EXERCISE OBJECTIVE: Look through the data below, and copy each line that carries the word "AHEAD".

RECORD SET:
========================================================================

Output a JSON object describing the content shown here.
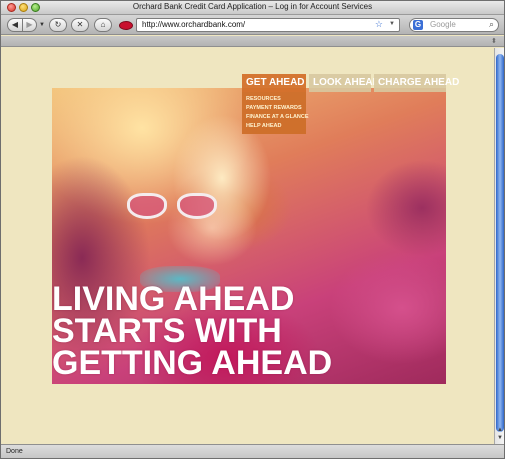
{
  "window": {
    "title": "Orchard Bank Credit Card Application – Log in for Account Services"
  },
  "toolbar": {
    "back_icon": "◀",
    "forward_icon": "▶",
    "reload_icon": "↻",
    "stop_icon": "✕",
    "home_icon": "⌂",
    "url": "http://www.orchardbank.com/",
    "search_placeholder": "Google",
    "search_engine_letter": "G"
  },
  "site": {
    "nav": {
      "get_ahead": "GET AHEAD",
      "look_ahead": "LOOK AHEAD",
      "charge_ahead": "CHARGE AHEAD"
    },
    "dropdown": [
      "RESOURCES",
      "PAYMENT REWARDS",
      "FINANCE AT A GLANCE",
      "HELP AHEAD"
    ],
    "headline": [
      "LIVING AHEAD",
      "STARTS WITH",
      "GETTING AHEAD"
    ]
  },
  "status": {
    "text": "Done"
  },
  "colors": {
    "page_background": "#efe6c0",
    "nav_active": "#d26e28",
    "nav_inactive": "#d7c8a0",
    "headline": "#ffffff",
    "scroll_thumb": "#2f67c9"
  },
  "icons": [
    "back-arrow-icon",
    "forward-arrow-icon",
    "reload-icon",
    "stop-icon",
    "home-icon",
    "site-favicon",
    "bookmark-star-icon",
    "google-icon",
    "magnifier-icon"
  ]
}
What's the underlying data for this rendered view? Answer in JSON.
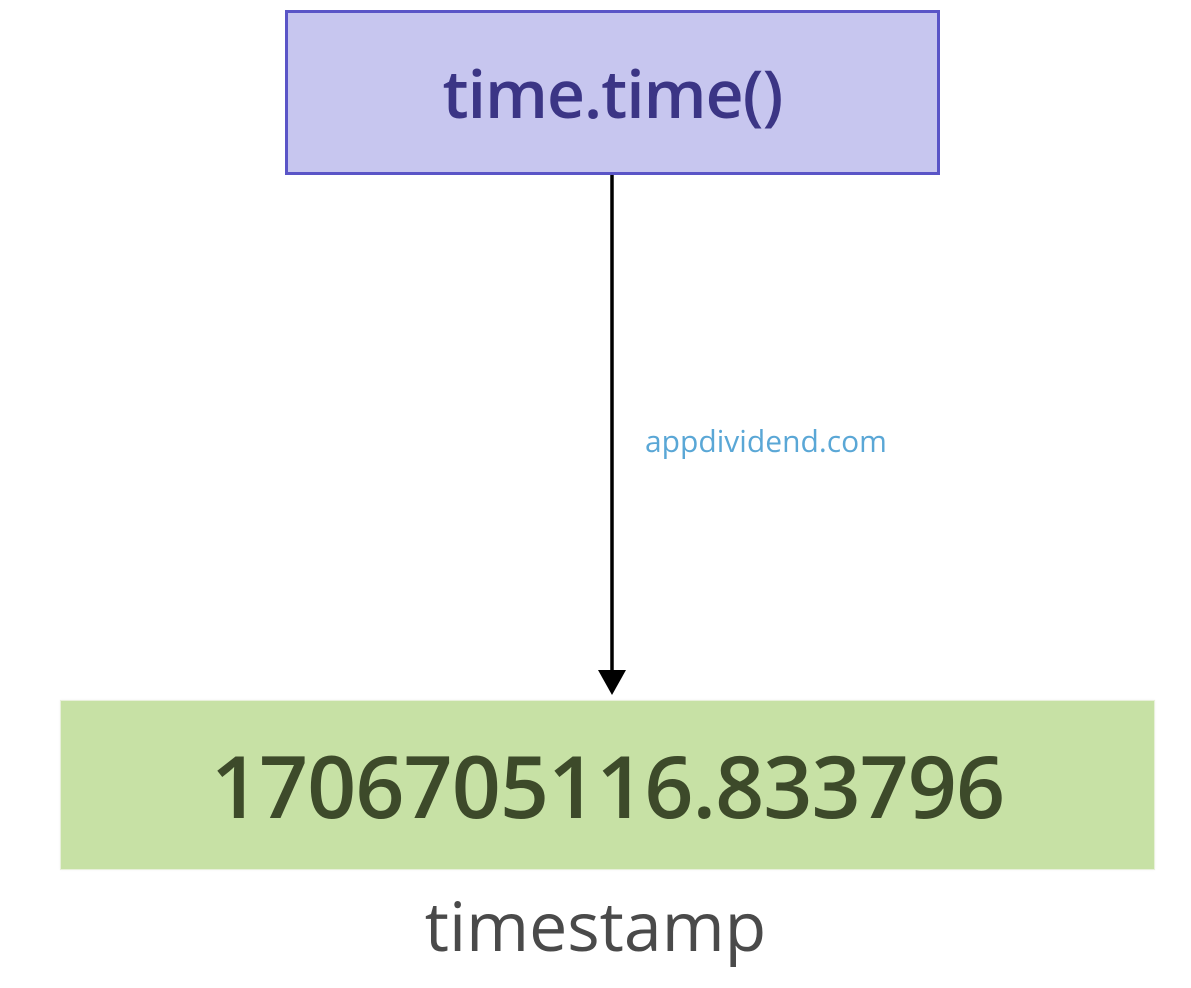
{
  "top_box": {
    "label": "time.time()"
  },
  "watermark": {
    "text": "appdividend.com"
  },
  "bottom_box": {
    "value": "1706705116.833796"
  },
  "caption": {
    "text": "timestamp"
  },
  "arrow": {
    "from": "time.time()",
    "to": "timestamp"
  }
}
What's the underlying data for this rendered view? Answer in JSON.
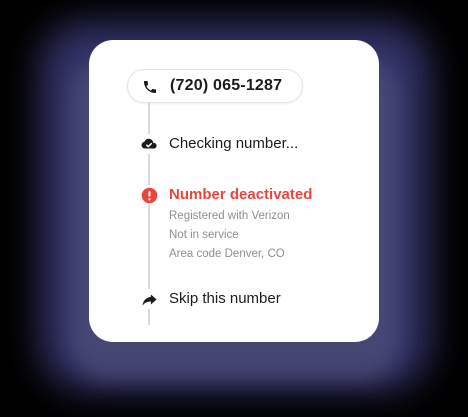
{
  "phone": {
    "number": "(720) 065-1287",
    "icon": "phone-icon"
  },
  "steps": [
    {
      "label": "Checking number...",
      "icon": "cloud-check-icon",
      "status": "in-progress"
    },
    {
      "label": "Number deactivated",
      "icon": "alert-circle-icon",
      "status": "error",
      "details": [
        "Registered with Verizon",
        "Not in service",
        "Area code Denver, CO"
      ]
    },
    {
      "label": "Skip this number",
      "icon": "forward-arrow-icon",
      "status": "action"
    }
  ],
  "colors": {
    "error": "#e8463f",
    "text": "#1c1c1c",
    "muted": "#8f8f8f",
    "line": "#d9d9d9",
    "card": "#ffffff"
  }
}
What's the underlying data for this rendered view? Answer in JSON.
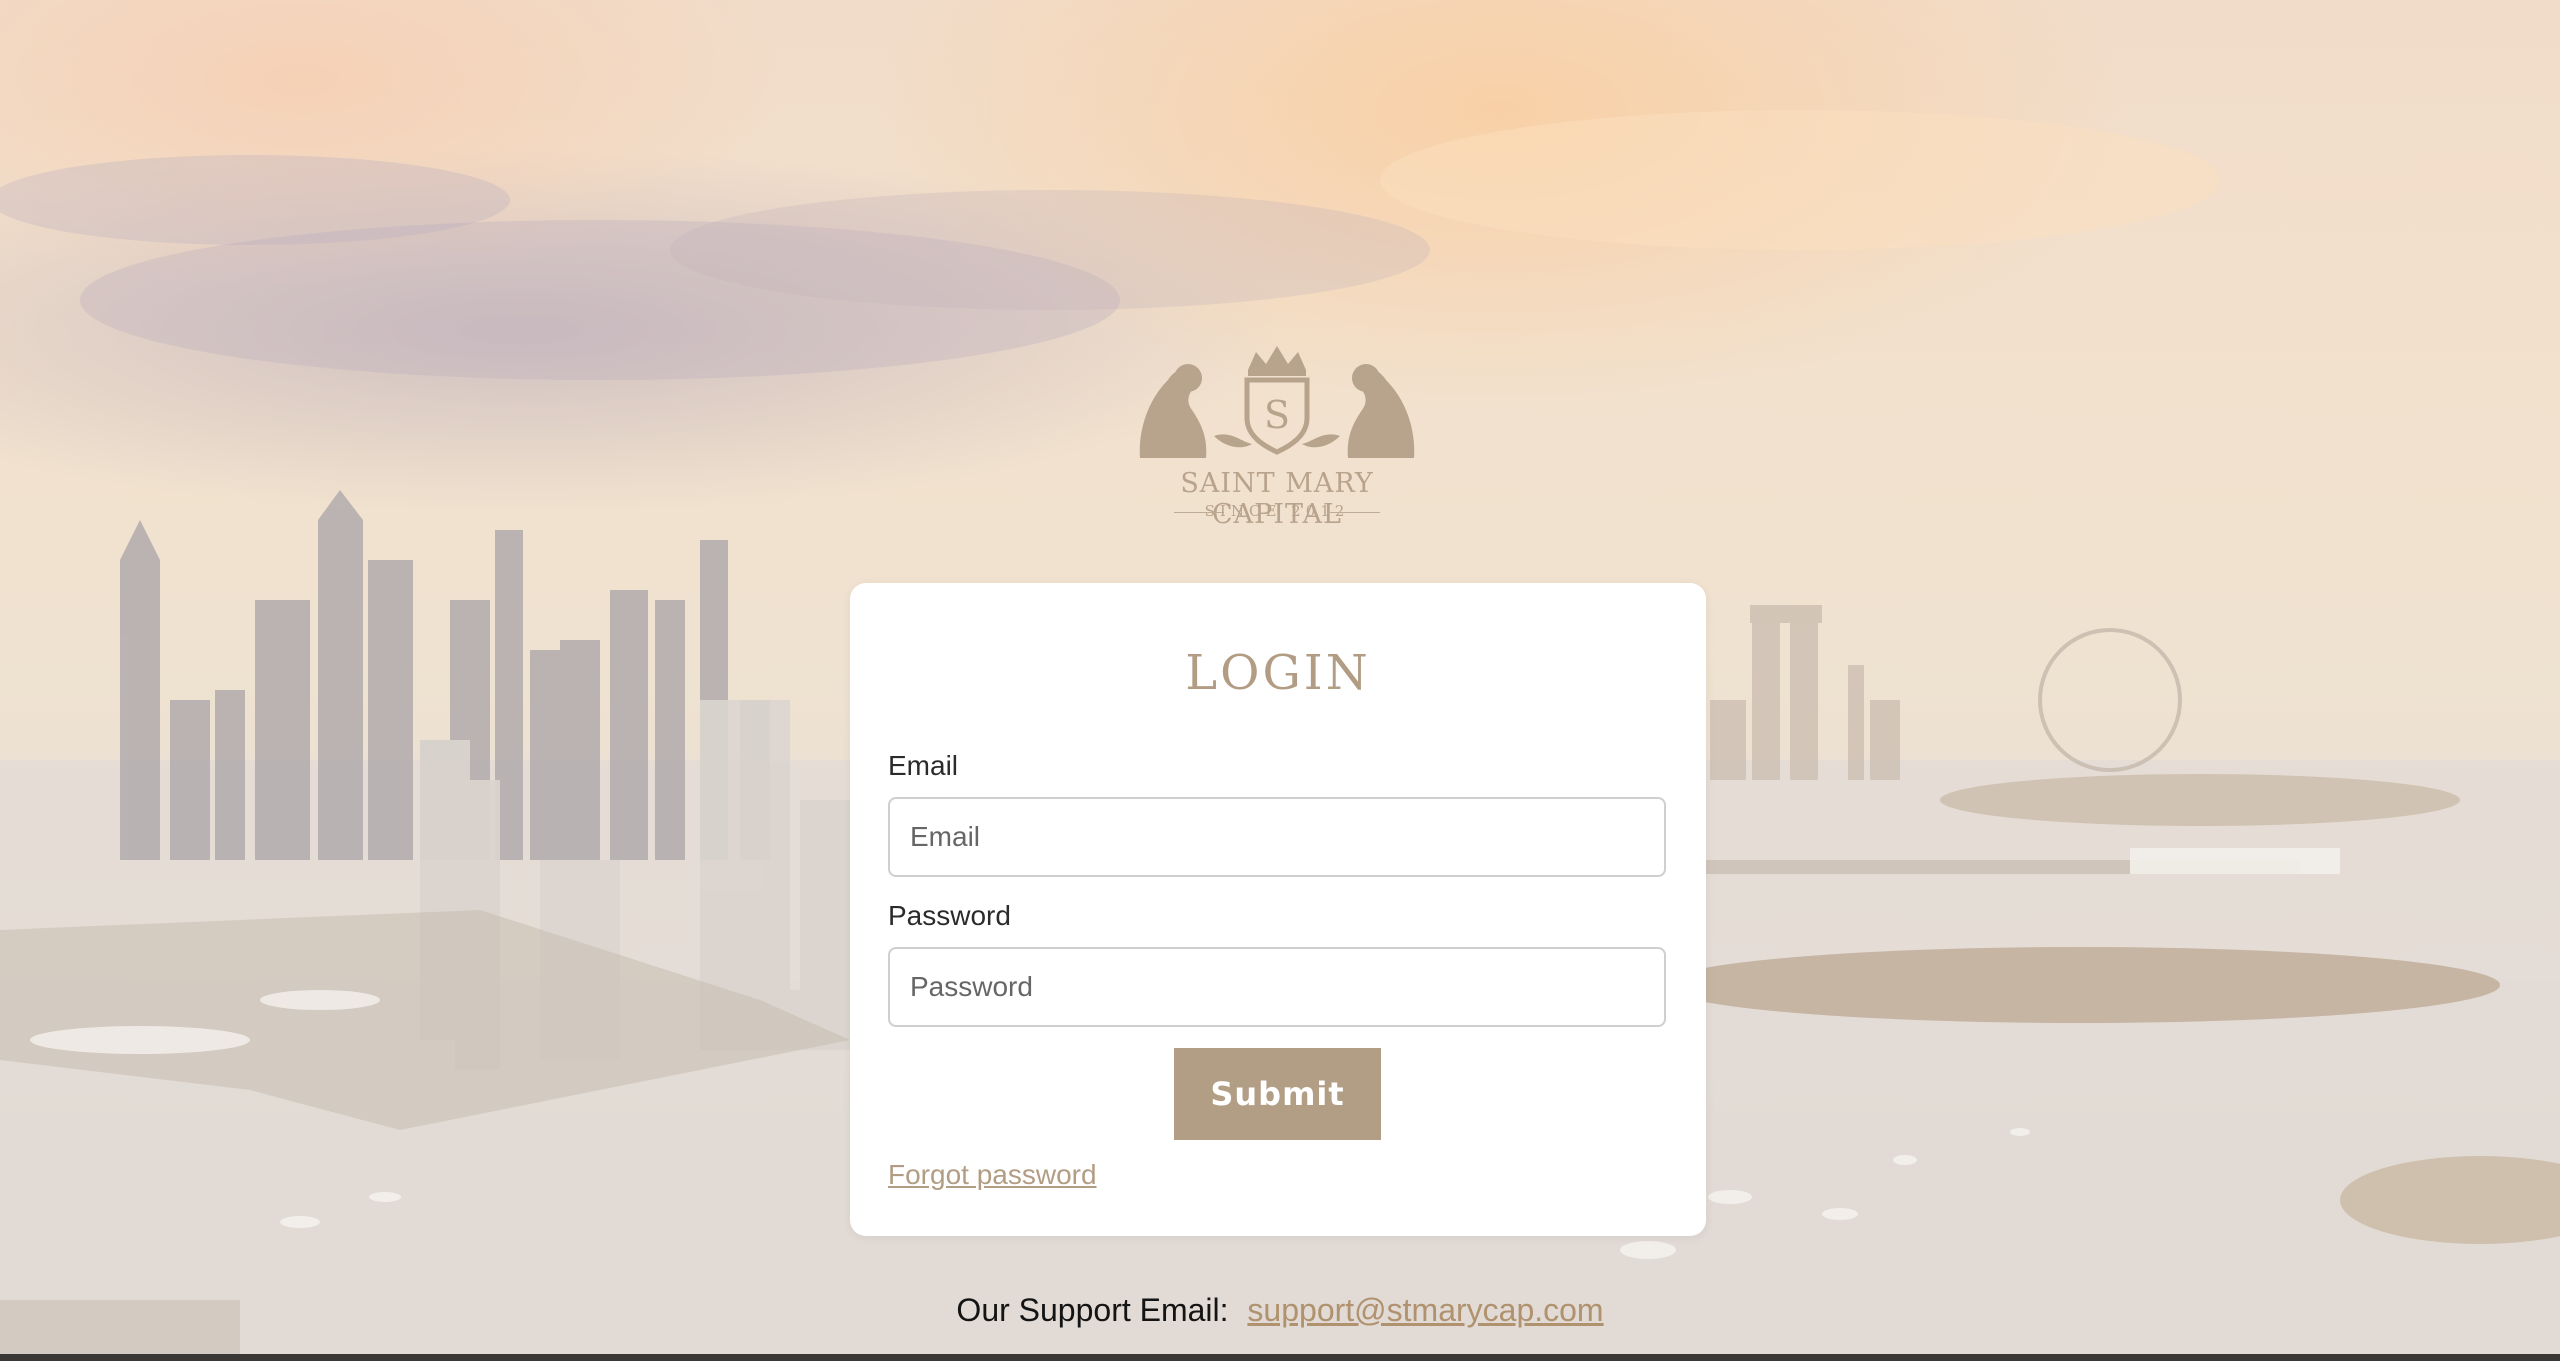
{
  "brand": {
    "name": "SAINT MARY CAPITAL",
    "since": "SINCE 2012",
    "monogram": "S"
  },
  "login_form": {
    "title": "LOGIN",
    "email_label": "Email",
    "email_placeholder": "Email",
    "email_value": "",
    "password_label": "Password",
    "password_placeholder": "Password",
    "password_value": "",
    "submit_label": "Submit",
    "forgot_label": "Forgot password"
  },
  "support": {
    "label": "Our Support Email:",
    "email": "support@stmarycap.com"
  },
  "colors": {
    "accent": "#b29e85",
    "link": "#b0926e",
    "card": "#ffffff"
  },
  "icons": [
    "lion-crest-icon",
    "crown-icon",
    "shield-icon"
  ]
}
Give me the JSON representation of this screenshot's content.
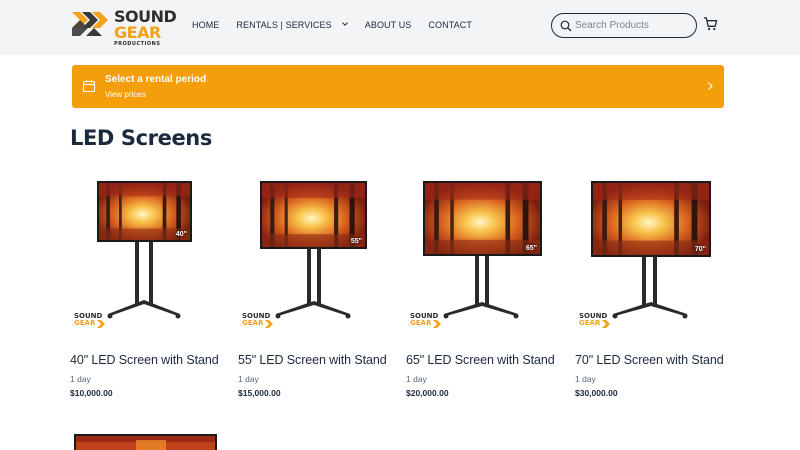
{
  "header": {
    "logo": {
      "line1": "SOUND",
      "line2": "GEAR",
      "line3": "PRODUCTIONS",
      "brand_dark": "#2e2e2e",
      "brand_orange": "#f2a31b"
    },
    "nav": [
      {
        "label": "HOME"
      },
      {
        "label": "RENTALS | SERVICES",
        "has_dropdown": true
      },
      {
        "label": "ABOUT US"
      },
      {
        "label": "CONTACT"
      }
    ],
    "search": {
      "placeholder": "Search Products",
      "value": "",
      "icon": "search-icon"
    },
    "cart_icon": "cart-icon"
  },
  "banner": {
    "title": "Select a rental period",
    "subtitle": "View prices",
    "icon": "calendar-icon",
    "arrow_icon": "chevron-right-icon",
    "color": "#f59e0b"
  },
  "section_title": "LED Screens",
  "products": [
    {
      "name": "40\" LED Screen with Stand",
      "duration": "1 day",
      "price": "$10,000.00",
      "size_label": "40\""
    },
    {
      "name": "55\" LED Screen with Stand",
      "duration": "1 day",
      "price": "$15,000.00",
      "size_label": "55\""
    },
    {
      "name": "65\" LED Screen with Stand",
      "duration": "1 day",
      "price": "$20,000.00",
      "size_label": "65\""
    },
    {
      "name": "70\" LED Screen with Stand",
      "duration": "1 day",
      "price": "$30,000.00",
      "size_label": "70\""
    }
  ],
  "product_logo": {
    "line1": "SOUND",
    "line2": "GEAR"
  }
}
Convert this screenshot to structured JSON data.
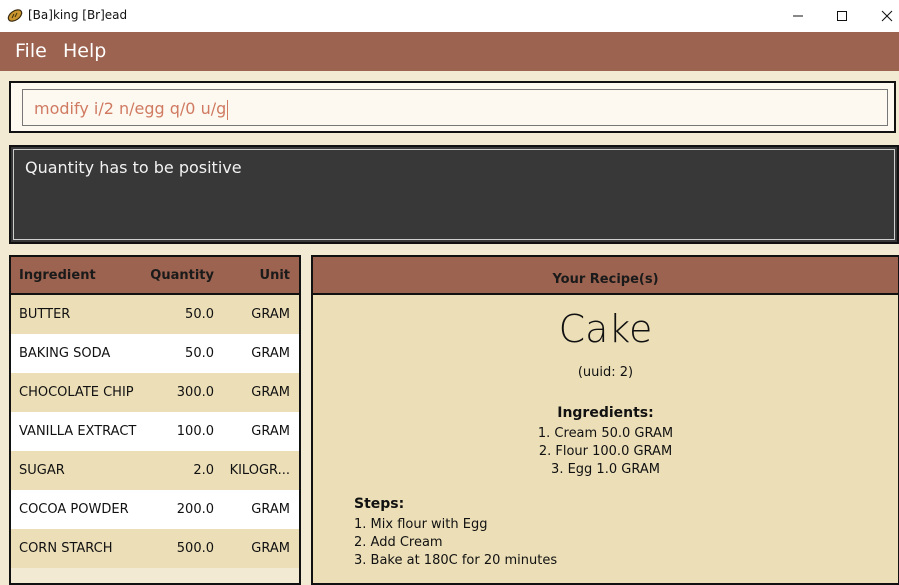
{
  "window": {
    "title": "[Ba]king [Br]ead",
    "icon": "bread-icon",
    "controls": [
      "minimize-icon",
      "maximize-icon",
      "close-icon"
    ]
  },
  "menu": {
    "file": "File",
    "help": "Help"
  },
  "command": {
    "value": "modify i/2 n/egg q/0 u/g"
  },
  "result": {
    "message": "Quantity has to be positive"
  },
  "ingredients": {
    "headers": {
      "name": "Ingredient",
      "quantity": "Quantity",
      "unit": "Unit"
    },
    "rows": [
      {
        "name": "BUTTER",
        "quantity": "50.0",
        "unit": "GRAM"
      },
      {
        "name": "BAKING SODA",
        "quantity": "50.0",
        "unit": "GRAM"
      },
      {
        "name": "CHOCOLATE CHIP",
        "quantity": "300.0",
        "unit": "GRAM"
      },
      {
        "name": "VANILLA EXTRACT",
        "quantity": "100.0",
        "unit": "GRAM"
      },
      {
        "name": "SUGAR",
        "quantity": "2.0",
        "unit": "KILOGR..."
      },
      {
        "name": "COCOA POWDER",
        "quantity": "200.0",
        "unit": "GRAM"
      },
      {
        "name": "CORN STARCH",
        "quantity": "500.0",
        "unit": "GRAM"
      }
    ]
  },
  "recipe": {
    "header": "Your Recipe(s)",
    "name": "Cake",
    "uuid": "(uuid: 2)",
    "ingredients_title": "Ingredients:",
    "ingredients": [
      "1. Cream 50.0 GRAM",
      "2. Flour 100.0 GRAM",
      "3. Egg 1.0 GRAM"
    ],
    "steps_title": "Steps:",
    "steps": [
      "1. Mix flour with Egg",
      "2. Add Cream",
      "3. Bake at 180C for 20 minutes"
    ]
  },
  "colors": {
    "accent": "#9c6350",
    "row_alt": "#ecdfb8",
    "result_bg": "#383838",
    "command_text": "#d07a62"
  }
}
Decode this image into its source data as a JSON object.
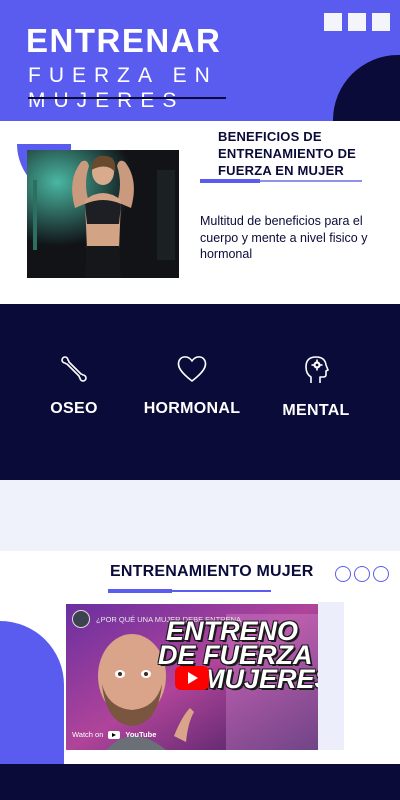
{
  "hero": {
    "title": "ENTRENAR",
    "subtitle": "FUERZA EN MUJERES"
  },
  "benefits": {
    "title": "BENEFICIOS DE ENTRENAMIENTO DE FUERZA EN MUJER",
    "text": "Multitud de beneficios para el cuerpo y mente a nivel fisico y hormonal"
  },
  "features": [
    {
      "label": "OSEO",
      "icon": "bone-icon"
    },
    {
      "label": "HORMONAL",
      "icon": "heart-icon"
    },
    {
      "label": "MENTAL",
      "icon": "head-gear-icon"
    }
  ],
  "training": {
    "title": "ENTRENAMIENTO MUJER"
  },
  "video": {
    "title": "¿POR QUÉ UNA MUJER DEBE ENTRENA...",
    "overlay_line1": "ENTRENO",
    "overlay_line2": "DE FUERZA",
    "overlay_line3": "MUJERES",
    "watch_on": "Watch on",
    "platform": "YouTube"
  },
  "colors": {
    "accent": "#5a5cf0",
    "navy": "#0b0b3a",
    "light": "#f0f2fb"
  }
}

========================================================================

ANSWER TO THE PROBLEM:
      "get_ahead": "GET AHEAD",
      "look_ahead": "LOOK AHEAD",
      "charge_ahead": "CHARGE AHEAD"
      "HELP AHEAD"
      "LIVING AHEAD",
      "GETTING AHEAD"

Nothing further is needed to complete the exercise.